Dataset rows describing interfaces ▸
Start of Block

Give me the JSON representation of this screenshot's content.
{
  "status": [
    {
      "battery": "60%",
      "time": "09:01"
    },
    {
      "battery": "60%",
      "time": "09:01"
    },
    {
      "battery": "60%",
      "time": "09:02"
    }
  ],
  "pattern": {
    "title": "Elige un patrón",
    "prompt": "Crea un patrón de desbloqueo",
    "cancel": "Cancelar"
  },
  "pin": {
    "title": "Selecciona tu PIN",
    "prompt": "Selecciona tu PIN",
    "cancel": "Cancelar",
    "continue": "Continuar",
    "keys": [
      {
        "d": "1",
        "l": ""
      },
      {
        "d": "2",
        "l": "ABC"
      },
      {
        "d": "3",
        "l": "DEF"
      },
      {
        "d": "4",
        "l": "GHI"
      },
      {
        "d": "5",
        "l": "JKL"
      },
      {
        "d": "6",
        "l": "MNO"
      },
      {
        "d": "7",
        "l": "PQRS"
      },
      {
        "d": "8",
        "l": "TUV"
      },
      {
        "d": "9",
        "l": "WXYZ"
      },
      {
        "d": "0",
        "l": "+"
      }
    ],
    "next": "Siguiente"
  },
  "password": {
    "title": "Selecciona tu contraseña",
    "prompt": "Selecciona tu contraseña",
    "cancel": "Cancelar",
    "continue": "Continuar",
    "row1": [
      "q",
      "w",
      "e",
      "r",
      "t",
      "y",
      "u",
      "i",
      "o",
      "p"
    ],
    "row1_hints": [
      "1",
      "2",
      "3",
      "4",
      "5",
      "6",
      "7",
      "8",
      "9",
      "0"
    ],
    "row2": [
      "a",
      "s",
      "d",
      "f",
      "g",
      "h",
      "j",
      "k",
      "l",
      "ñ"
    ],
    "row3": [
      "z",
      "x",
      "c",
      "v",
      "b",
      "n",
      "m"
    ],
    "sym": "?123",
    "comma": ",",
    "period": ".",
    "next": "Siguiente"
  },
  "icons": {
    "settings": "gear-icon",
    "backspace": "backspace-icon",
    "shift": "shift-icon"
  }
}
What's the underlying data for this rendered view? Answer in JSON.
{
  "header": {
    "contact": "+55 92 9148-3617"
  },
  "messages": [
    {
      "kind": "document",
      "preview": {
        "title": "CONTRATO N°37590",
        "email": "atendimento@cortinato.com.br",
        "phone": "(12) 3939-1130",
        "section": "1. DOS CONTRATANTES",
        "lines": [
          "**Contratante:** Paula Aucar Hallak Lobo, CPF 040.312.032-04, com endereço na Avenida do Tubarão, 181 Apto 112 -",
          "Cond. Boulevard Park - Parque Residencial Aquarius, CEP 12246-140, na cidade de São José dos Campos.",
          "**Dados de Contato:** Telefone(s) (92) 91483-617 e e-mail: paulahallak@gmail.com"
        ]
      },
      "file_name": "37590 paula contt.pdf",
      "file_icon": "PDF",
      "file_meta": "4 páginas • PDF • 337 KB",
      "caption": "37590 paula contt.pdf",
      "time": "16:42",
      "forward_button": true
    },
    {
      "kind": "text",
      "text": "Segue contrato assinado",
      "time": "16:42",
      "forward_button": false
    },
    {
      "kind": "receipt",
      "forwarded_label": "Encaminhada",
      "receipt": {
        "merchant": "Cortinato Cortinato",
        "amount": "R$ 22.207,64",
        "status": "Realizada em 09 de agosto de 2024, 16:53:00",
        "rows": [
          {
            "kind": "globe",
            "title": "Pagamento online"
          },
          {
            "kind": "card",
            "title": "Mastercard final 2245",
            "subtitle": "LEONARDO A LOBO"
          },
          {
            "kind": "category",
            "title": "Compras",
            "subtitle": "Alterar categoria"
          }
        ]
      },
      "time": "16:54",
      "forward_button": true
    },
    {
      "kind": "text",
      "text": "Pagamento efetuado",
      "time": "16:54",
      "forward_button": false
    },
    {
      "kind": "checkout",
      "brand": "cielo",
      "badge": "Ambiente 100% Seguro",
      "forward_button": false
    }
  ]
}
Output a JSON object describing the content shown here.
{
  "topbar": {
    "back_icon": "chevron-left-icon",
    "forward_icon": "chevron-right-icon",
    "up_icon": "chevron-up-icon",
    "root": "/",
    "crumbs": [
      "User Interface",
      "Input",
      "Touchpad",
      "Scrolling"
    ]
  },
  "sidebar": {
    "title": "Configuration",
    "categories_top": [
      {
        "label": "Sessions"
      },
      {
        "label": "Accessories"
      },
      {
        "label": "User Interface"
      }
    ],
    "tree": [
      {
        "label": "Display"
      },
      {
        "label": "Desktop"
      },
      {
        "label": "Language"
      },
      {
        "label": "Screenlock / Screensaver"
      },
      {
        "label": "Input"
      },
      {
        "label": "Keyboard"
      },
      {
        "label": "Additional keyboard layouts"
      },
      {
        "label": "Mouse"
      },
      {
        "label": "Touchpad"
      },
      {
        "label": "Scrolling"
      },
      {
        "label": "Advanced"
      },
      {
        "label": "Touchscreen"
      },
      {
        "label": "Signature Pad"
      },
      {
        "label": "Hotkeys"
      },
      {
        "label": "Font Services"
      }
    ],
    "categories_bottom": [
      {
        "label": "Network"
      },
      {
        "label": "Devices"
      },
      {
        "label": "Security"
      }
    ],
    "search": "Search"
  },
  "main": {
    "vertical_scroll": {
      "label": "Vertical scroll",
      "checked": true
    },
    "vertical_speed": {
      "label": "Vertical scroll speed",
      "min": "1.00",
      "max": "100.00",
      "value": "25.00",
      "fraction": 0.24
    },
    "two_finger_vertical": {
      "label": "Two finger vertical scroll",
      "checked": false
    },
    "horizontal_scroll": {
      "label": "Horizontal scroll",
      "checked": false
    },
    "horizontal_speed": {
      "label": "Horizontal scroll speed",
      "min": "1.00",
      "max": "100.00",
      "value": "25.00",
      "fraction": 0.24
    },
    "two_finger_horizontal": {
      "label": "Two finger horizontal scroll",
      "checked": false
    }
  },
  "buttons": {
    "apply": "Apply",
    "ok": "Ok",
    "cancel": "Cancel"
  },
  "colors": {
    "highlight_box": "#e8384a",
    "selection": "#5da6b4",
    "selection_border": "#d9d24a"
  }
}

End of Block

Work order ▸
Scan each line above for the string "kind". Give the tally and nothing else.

Answer box ▸
8